=== Stored records ===
=== Begin Enclosure ===

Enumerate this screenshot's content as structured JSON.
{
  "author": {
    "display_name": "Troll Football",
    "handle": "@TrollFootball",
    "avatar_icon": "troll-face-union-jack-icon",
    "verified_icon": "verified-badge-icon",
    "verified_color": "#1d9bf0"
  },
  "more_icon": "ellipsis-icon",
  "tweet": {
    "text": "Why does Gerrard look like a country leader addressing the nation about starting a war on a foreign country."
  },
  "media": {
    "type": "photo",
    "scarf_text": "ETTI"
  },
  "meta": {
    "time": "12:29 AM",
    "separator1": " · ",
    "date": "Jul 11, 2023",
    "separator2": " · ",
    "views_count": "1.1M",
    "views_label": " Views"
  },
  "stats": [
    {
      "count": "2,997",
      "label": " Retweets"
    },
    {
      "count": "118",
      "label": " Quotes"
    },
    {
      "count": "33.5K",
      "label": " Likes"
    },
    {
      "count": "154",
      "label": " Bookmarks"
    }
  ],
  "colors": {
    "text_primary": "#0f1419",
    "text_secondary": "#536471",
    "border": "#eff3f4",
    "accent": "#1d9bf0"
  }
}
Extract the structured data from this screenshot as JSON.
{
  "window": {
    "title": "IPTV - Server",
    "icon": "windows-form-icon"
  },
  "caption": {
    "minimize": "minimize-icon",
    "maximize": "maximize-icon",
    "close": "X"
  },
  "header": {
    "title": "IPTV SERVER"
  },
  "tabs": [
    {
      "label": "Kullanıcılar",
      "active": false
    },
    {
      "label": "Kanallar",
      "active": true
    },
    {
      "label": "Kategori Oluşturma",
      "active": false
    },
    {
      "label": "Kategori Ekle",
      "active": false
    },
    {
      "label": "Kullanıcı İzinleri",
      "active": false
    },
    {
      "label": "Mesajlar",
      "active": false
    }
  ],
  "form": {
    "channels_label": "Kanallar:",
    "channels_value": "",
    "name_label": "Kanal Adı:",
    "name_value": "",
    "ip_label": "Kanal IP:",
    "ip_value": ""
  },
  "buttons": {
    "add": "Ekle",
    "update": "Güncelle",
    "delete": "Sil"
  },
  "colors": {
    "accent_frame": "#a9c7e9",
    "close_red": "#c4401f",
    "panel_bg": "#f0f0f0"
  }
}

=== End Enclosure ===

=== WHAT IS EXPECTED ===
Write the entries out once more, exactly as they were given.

=== RESULT BELOW ===
Enumerate this screenshot's content as structured JSON.
{
  "author": {
    "display_name": "Troll Football",
    "handle": "@TrollFootball",
    "avatar_icon": "troll-face-union-jack-icon",
    "verified_icon": "verified-badge-icon",
    "verified_color": "#1d9bf0"
  },
  "more_icon": "ellipsis-icon",
  "tweet": {
    "text": "Why does Gerrard look like a country leader addressing the nation about starting a war on a foreign country."
  },
  "media": {
    "type": "photo",
    "scarf_text": "ETTI"
  },
  "meta": {
    "time": "12:29 AM",
    "separator1": " · ",
    "date": "Jul 11, 2023",
    "separator2": " · ",
    "views_count": "1.1M",
    "views_label": " Views"
  },
  "stats": [
    {
      "count": "2,997",
      "label": " Retweets"
    },
    {
      "count": "118",
      "label": " Quotes"
    },
    {
      "count": "33.5K",
      "label": " Likes"
    },
    {
      "count": "154",
      "label": " Bookmarks"
    }
  ],
  "colors": {
    "text_primary": "#0f1419",
    "text_secondary": "#536471",
    "border": "#eff3f4",
    "accent": "#1d9bf0"
  }
}
Extract the structured data from this screenshot as JSON.
{
  "window": {
    "title": "IPTV - Server",
    "icon": "windows-form-icon"
  },
  "caption": {
    "minimize": "minimize-icon",
    "maximize": "maximize-icon",
    "close": "X"
  },
  "header": {
    "title": "IPTV SERVER"
  },
  "tabs": [
    {
      "label": "Kullanıcılar",
      "active": false
    },
    {
      "label": "Kanallar",
      "active": true
    },
    {
      "label": "Kategori Oluşturma",
      "active": false
    },
    {
      "label": "Kategori Ekle",
      "active": false
    },
    {
      "label": "Kullanıcı İzinleri",
      "active": false
    },
    {
      "label": "Mesajlar",
      "active": false
    }
  ],
  "form": {
    "channels_label": "Kanallar:",
    "channels_value": "",
    "name_label": "Kanal Adı:",
    "name_value": "",
    "ip_label": "Kanal IP:",
    "ip_value": ""
  },
  "buttons": {
    "add": "Ekle",
    "update": "Güncelle",
    "delete": "Sil"
  },
  "colors": {
    "accent_frame": "#a9c7e9",
    "close_red": "#c4401f",
    "panel_bg": "#f0f0f0"
  }
}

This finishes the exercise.